→ Your instructions: Only the lines containing the string "Profile" are needed; copy all of them from the listing.

→ Data records:
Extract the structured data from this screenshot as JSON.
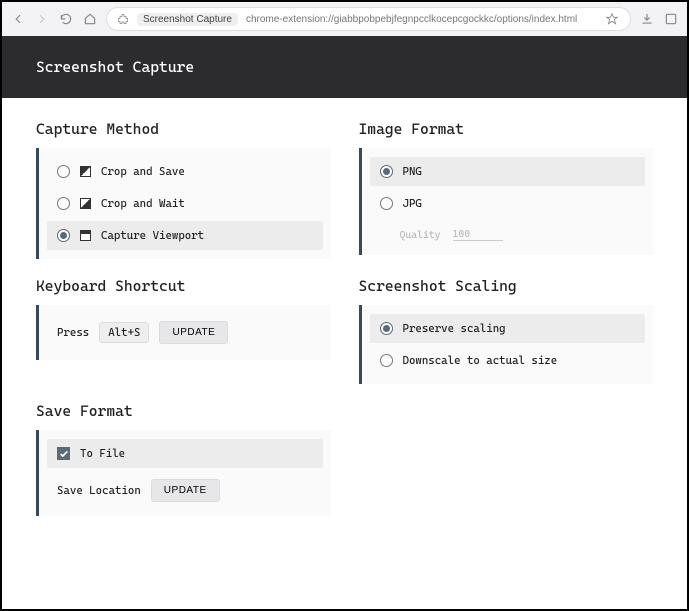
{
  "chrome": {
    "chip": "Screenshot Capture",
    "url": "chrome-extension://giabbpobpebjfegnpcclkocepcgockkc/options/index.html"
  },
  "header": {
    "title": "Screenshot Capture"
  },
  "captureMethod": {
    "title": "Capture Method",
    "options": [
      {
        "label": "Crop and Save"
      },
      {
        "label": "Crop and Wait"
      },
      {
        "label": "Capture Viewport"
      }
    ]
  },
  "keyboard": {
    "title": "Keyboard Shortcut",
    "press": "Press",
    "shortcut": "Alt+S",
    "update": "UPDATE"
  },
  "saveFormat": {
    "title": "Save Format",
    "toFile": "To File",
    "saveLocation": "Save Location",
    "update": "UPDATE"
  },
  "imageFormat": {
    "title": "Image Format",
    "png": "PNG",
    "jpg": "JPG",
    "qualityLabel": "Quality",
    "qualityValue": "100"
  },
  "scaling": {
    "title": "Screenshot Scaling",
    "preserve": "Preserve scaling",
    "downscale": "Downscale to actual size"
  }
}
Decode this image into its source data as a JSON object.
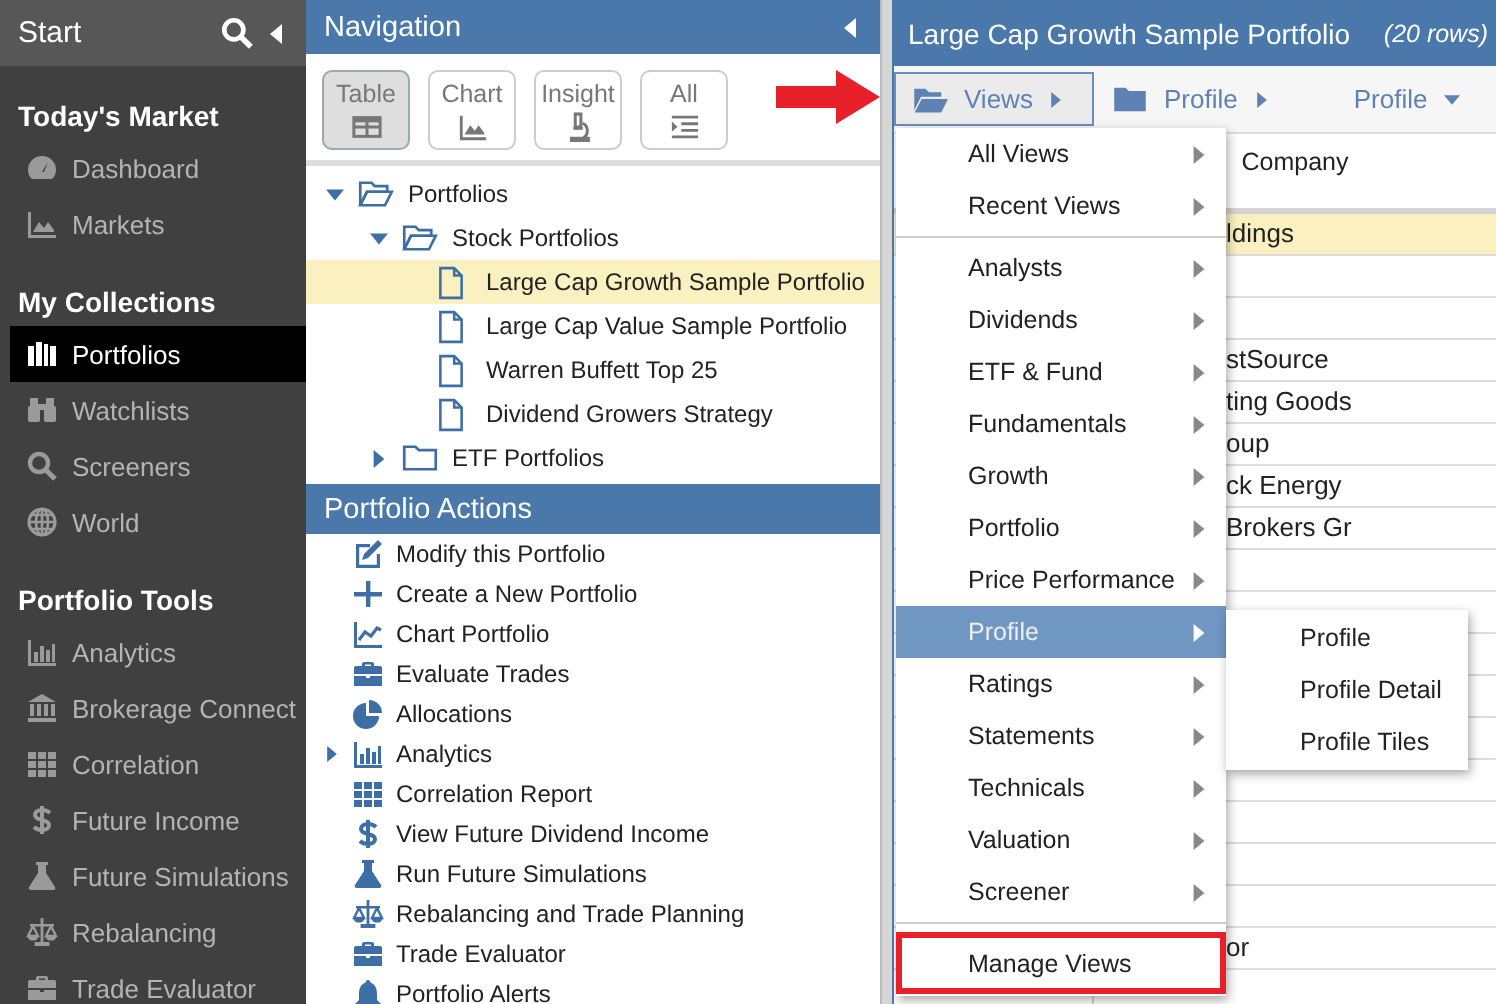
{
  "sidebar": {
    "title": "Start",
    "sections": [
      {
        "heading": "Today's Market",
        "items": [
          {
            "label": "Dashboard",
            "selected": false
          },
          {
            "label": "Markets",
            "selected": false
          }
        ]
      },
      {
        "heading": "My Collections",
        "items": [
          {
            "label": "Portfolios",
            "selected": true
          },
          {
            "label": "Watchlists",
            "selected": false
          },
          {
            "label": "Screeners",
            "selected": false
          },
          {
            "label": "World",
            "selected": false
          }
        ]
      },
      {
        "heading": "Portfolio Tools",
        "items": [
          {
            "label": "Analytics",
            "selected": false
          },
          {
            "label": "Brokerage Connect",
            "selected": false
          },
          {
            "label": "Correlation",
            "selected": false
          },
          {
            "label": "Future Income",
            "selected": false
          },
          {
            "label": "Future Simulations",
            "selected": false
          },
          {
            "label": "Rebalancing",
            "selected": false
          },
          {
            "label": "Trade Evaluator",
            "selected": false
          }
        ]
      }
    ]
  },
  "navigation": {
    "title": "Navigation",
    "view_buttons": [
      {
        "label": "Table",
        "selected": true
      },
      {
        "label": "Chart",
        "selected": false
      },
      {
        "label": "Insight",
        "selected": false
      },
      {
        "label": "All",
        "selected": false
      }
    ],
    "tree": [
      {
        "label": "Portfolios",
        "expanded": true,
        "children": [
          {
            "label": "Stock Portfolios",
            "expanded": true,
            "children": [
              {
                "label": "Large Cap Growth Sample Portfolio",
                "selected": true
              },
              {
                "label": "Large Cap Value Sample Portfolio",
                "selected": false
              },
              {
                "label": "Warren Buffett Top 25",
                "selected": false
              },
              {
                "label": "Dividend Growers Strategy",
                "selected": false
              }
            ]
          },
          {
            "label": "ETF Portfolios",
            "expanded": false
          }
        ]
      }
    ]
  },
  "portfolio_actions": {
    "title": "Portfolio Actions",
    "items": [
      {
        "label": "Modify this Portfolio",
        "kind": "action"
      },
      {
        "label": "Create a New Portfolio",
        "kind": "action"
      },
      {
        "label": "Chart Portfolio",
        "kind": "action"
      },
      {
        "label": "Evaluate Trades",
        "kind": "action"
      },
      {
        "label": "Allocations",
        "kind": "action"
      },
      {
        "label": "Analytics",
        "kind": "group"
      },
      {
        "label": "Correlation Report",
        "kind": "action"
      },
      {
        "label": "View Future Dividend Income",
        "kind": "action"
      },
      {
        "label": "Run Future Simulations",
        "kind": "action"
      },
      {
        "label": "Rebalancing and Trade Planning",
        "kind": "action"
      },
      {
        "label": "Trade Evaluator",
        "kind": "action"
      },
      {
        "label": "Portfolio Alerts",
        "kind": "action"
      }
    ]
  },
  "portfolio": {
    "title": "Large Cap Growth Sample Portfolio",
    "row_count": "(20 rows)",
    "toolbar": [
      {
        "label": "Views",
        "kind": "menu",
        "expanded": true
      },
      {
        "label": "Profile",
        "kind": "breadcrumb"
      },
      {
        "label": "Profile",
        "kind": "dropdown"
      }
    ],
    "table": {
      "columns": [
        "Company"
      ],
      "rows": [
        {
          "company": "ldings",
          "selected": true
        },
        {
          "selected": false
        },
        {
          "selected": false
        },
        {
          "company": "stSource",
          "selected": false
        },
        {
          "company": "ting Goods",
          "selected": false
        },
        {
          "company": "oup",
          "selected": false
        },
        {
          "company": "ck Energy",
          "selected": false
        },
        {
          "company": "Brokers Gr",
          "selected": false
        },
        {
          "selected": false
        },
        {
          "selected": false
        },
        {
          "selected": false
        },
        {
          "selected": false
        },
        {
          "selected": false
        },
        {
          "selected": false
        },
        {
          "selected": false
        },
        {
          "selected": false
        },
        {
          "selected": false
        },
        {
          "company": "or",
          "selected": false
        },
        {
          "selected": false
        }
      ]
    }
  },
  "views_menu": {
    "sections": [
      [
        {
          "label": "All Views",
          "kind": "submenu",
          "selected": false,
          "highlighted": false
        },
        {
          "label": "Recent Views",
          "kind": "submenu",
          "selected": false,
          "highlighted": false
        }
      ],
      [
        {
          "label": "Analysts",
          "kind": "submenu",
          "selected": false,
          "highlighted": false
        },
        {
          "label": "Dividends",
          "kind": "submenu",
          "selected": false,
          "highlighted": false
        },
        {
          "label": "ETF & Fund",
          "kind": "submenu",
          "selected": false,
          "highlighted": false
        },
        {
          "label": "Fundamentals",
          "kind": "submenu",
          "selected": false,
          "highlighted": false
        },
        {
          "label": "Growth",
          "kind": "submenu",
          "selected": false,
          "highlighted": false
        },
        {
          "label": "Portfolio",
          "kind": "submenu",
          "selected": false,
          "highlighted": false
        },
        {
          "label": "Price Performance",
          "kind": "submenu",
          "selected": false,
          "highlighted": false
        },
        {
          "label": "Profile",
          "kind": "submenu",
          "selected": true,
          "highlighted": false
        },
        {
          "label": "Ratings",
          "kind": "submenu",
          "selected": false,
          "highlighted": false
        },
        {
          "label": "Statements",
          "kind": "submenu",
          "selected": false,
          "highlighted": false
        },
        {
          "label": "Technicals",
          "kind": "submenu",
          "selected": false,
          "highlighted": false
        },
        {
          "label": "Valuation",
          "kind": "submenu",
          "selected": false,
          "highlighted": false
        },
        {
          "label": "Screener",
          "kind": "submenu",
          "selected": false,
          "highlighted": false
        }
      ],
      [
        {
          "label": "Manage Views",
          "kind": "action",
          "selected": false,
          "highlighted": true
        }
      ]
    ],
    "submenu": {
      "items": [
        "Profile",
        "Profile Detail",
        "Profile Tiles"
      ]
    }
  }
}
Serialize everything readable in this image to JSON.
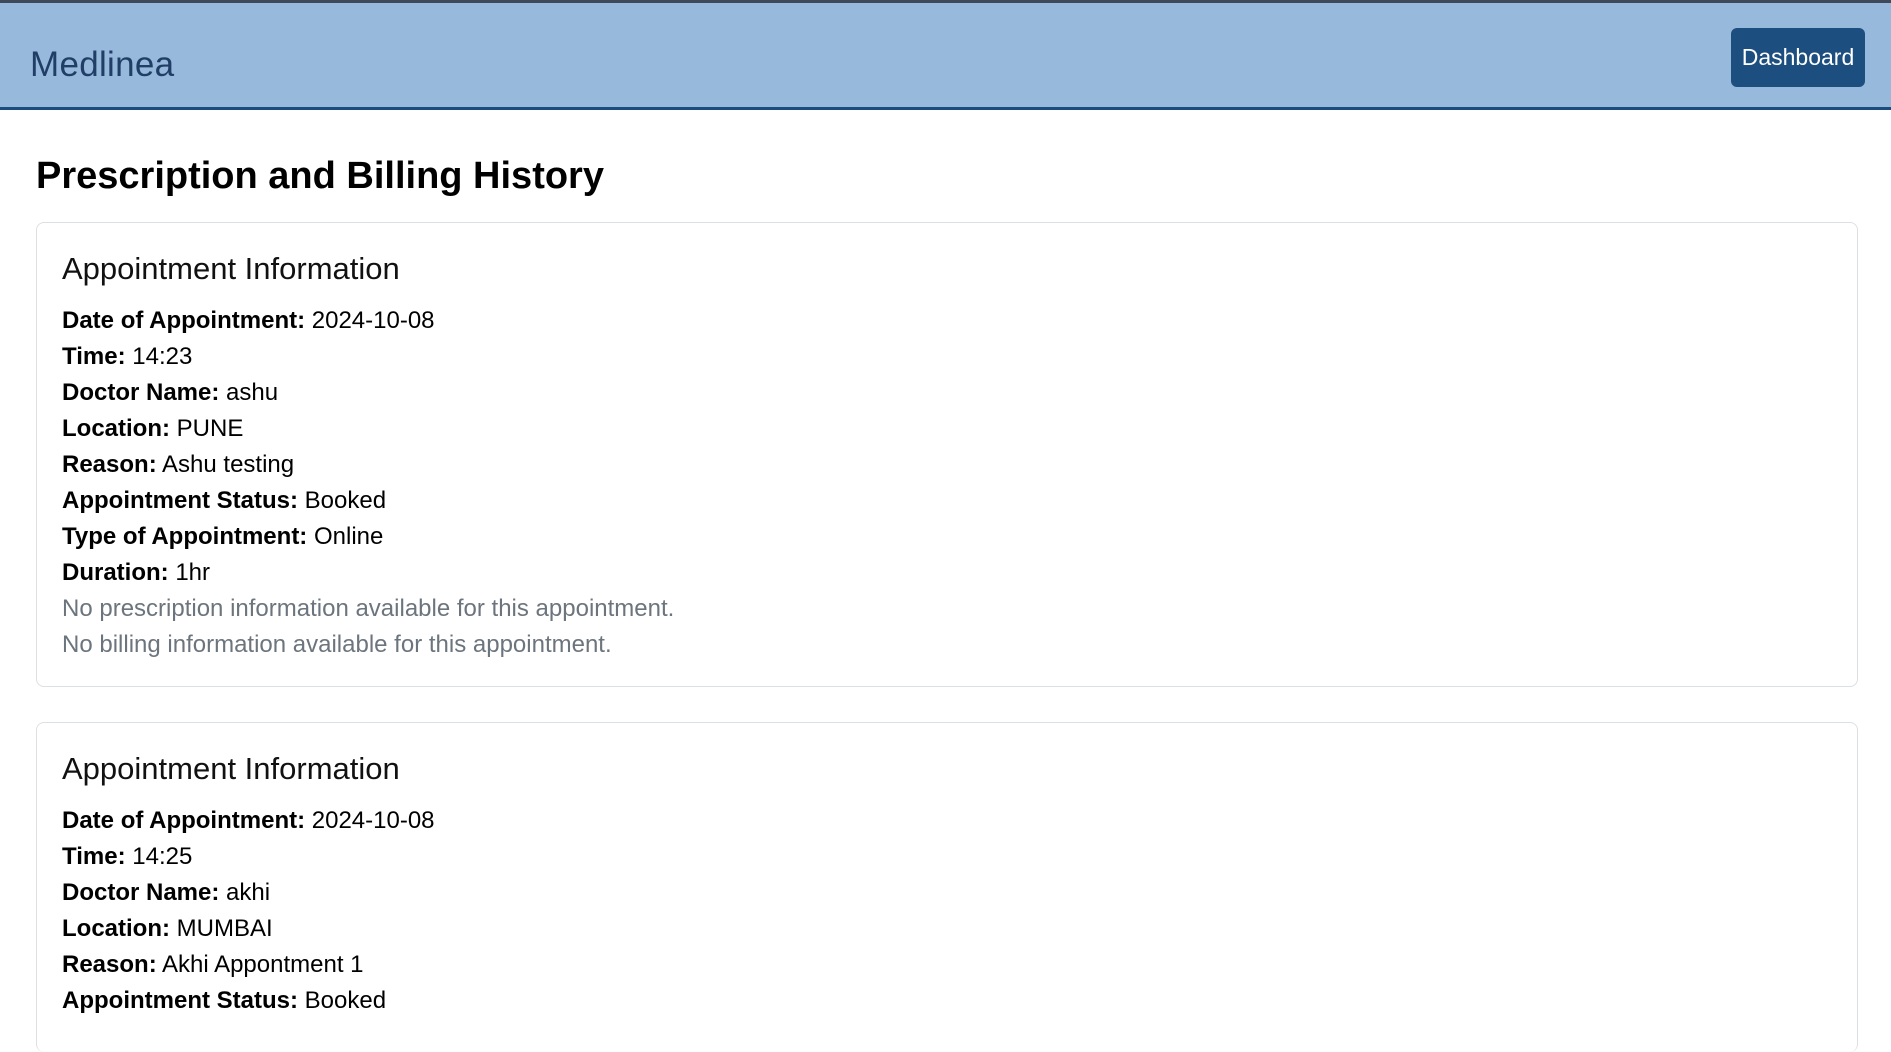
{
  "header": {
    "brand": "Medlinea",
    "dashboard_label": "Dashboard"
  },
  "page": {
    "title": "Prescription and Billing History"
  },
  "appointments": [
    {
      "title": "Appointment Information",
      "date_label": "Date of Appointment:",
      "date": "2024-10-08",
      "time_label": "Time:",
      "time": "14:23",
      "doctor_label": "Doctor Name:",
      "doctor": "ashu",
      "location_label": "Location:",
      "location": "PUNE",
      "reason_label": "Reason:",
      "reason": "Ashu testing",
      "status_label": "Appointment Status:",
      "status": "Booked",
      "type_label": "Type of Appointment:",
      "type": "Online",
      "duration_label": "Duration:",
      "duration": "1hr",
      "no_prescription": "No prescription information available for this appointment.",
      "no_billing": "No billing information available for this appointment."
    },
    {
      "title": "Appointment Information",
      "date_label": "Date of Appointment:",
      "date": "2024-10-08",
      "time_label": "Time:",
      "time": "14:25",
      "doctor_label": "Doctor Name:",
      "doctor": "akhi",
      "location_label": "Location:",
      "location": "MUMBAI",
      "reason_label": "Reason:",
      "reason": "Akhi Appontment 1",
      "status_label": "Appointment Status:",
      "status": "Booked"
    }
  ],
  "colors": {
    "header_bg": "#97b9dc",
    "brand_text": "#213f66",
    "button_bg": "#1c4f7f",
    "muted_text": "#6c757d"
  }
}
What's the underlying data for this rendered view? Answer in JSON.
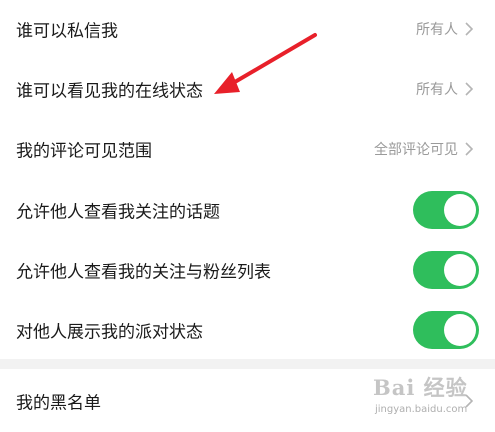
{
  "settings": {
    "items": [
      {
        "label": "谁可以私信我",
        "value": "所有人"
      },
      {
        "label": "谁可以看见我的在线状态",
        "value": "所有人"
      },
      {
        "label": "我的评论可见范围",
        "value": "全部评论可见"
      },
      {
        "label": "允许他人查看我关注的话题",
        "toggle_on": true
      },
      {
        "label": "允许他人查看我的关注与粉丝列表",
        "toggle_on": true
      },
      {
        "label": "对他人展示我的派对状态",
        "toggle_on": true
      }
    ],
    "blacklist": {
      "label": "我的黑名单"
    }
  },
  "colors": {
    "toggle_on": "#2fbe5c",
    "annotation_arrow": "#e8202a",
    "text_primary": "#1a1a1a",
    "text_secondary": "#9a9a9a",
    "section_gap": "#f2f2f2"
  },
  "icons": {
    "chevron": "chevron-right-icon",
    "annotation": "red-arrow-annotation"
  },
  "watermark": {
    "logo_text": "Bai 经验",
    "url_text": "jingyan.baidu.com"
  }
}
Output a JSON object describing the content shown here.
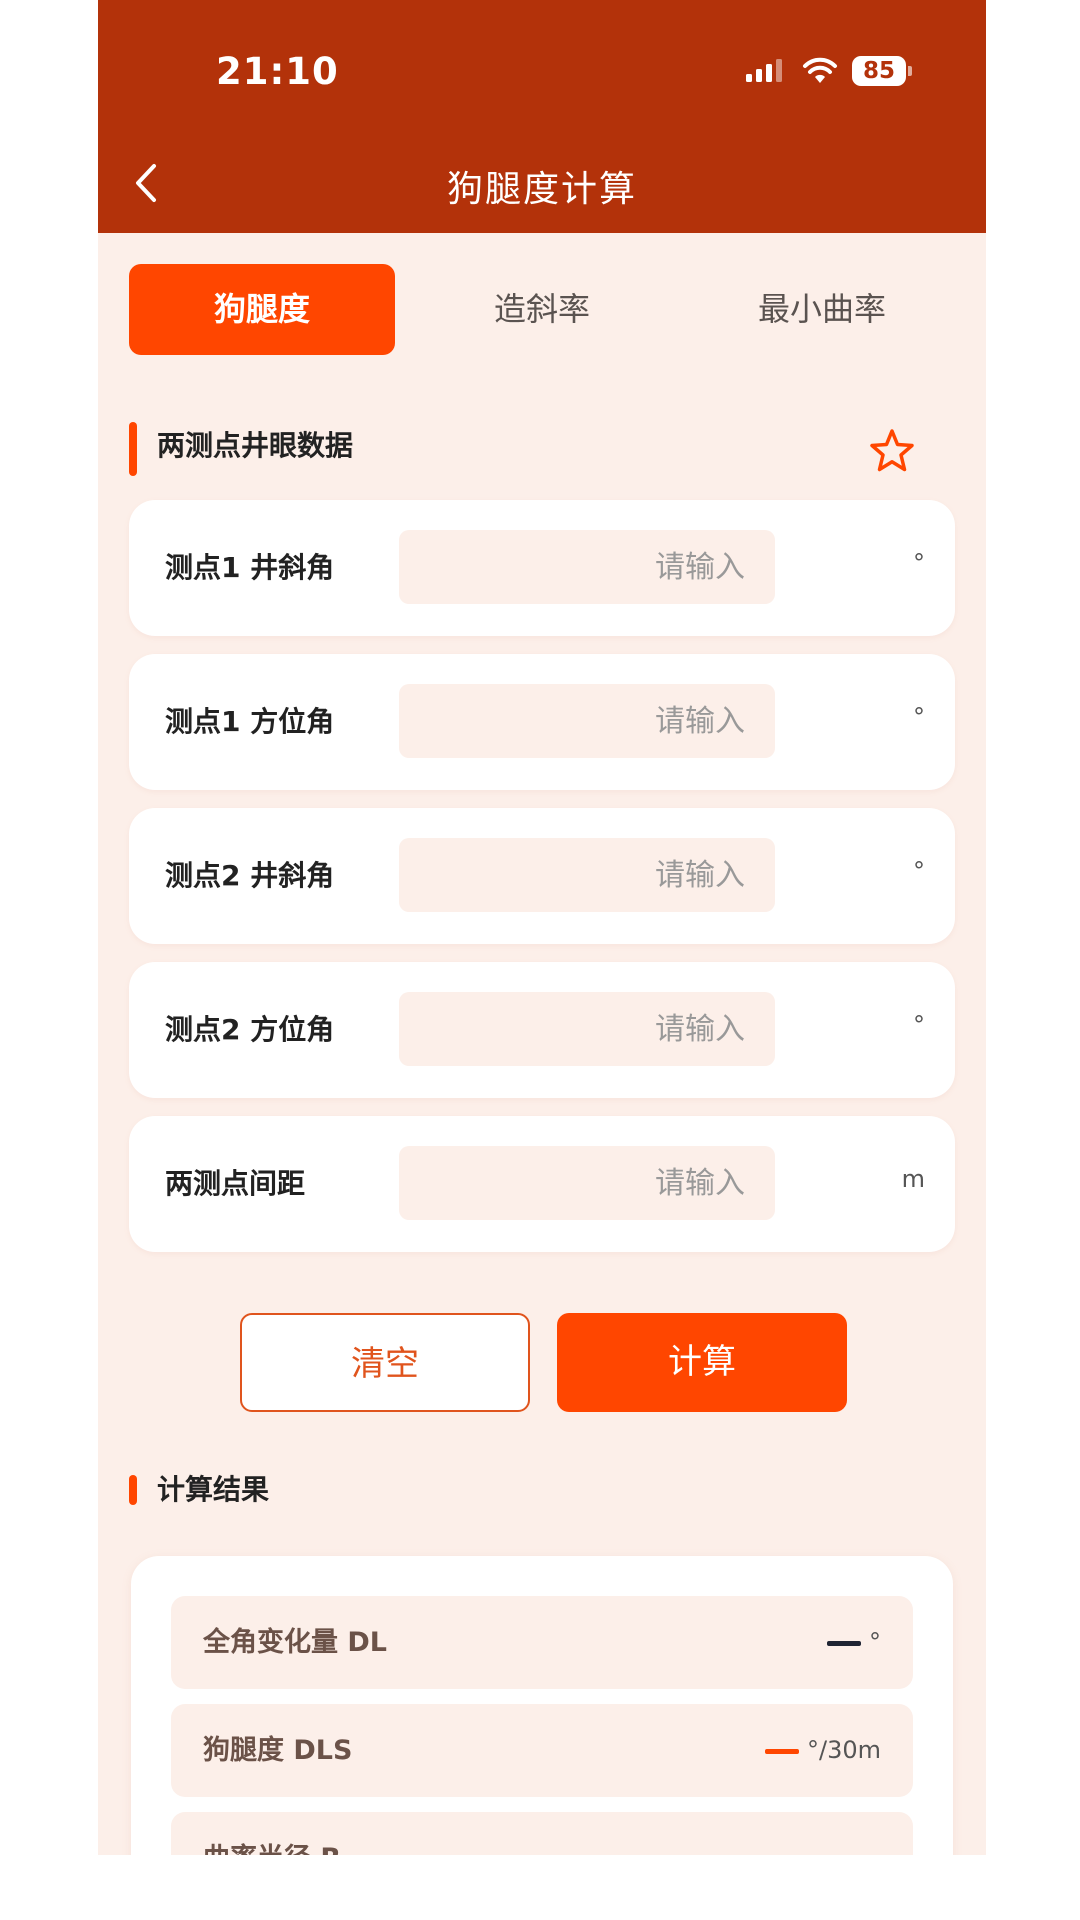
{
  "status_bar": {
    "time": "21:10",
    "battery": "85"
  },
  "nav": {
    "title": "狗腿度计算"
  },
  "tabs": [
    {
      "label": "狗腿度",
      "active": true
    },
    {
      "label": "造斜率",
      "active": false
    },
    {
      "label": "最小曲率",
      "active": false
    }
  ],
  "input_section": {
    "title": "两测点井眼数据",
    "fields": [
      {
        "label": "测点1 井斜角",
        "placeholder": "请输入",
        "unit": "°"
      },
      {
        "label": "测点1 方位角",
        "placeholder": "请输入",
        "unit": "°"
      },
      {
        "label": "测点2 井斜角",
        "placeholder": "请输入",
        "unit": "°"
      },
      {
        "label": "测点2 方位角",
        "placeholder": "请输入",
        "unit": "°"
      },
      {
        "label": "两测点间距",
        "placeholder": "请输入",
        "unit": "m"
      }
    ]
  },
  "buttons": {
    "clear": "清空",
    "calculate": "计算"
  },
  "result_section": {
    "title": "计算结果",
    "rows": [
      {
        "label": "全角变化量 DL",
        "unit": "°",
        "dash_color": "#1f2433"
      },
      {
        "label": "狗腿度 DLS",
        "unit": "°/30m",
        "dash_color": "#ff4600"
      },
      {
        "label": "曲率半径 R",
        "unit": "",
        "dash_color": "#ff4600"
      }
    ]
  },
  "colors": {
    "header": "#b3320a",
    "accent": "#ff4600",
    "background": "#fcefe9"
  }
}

→ Response to this exercise:
        "label": "Profile",
        "label": "Profile",
          "label": "Profile",
        "Profile",
        "Profile Detail",
        "Profile Tiles"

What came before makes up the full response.